After the passport was stamped and I was screened by customs, I was to go outside the building and wait. Then a truck which looked like it was built in the Soviet times in the 1960s arrived and dropped out bags off, under the open sky outside of the building. With our bags secured, another bus picked us up and drove us to another building, which looked like it was the former baggage claim area. It was the shabbiest building I have ever seen, and the baggage carrousel looked like it hasn’t run for decades. We walked through that shabby baggage claim room and were finally landside, where a few local taxi drivers tried to attract some business. With the help of that German couple, I quickly found a taxi driver for a decent fare.
Unfortunately I didn’t take many photos in Сара́тов, here is what I have taken:
Arriving at the hotel, it looked like a new building and the hotel apparently was only one floor within this building:
Here is the view from the room:
There was a supermarket right next door so I headed downstairs to get some well deserved food.
This is the room in the Bogemia Hotel:

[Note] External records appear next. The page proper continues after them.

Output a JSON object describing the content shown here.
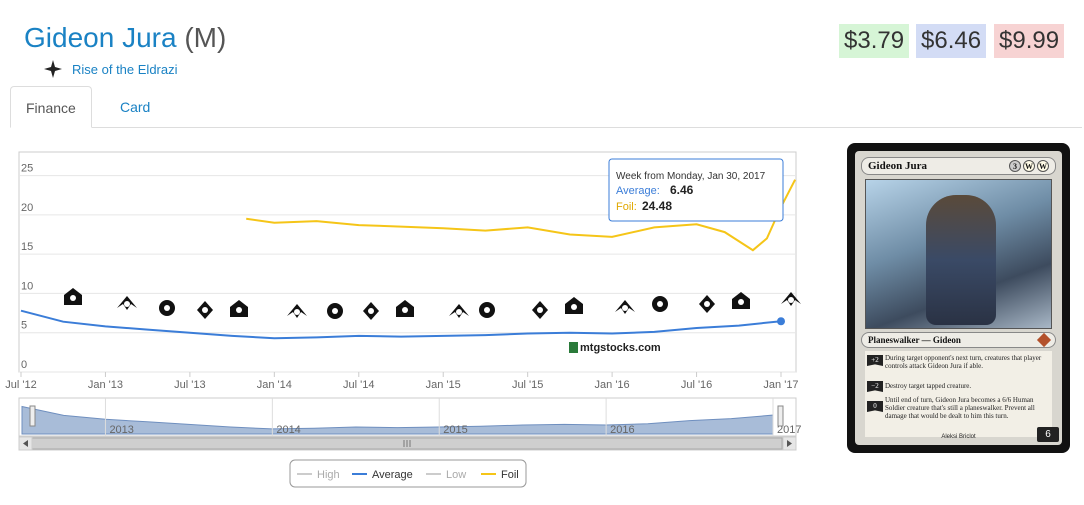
{
  "header": {
    "name": "Gideon Jura",
    "rarity": "(M)",
    "set_name": "Rise of the Eldrazi"
  },
  "prices": {
    "low": "$3.79",
    "avg": "$6.46",
    "foil": "$9.99"
  },
  "tabs": [
    {
      "label": "Finance"
    },
    {
      "label": "Card"
    }
  ],
  "chart_data": {
    "type": "line",
    "y_ticks": [
      "0",
      "5",
      "10",
      "15",
      "20",
      "25"
    ],
    "ylim": [
      0,
      28
    ],
    "x_ticks": [
      "Jul '12",
      "Jan '13",
      "Jul '13",
      "Jan '14",
      "Jul '14",
      "Jan '15",
      "Jul '15",
      "Jan '16",
      "Jul '16",
      "Jan '17"
    ],
    "navigator_labels": [
      "2013",
      "2014",
      "2015",
      "2016",
      "2017"
    ],
    "watermark": "mtgstocks.com",
    "tooltip": {
      "header": "Week from Monday, Jan 30, 2017",
      "avg_label": "Average:",
      "avg_value": "6.46",
      "foil_label": "Foil:",
      "foil_value": "24.48"
    },
    "legend": [
      {
        "name": "High",
        "color": "#cccccc"
      },
      {
        "name": "Average",
        "color": "#3b7dd8"
      },
      {
        "name": "Low",
        "color": "#cccccc"
      },
      {
        "name": "Foil",
        "color": "#f5c518"
      }
    ],
    "series": [
      {
        "name": "Average",
        "color": "#3b7dd8",
        "x": [
          "Jul '12",
          "Oct '12",
          "Jan '13",
          "Apr '13",
          "Jul '13",
          "Oct '13",
          "Jan '14",
          "Apr '14",
          "Jul '14",
          "Oct '14",
          "Jan '15",
          "Apr '15",
          "Jul '15",
          "Oct '15",
          "Jan '16",
          "Apr '16",
          "Jul '16",
          "Oct '16",
          "Jan '17"
        ],
        "values": [
          7.8,
          6.4,
          5.8,
          5.4,
          5.0,
          4.6,
          4.3,
          4.4,
          4.6,
          4.5,
          4.6,
          4.7,
          4.9,
          5.0,
          4.9,
          5.1,
          5.6,
          5.9,
          6.46
        ]
      },
      {
        "name": "Foil",
        "color": "#f5c518",
        "x": [
          "Nov '13",
          "Jan '14",
          "Apr '14",
          "Jul '14",
          "Oct '14",
          "Jan '15",
          "Apr '15",
          "Jul '15",
          "Oct '15",
          "Jan '16",
          "Apr '16",
          "Jul '16",
          "Sep '16",
          "Nov '16",
          "Dec '16",
          "Jan '17",
          "Feb '17"
        ],
        "values": [
          19.5,
          19.0,
          19.2,
          18.7,
          18.5,
          18.3,
          18.0,
          18.4,
          17.5,
          17.2,
          18.4,
          18.8,
          17.8,
          15.5,
          17.0,
          21.0,
          24.48
        ]
      }
    ]
  },
  "set_icons": [
    {
      "name": "set-icon-1"
    },
    {
      "name": "set-icon-2"
    },
    {
      "name": "set-icon-3"
    },
    {
      "name": "set-icon-m14"
    },
    {
      "name": "set-icon-5"
    },
    {
      "name": "set-icon-6"
    },
    {
      "name": "set-icon-7"
    },
    {
      "name": "set-icon-m15"
    },
    {
      "name": "set-icon-9"
    },
    {
      "name": "set-icon-10"
    },
    {
      "name": "set-icon-11"
    },
    {
      "name": "set-icon-12"
    },
    {
      "name": "set-icon-13"
    },
    {
      "name": "set-icon-14"
    },
    {
      "name": "set-icon-15"
    },
    {
      "name": "set-icon-16"
    },
    {
      "name": "set-icon-17"
    },
    {
      "name": "set-icon-18"
    }
  ],
  "card": {
    "name": "Gideon Jura",
    "cost": [
      "3",
      "W",
      "W"
    ],
    "type_line": "Planeswalker — Gideon",
    "abilities": [
      {
        "cost": "+2",
        "text": "During target opponent's next turn, creatures that player controls attack Gideon Jura if able."
      },
      {
        "cost": "−2",
        "text": "Destroy target tapped creature."
      },
      {
        "cost": "0",
        "text": "Until end of turn, Gideon Jura becomes a 6/6 Human Soldier creature that's still a planeswalker. Prevent all damage that would be dealt to him this turn."
      }
    ],
    "artist": "Aleksi Briclot",
    "loyalty": "6"
  }
}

The front desk lady spoke not a single word of English, so eventually we communicated through some Russian translation website. Check-in was not the problem, but I asked for a taxi at 5:00 am the next morning, which I only could communicate through the translation tool. The night was ok and I had a well deserved sleep.
[Edited 2011-03-20 12:41:02]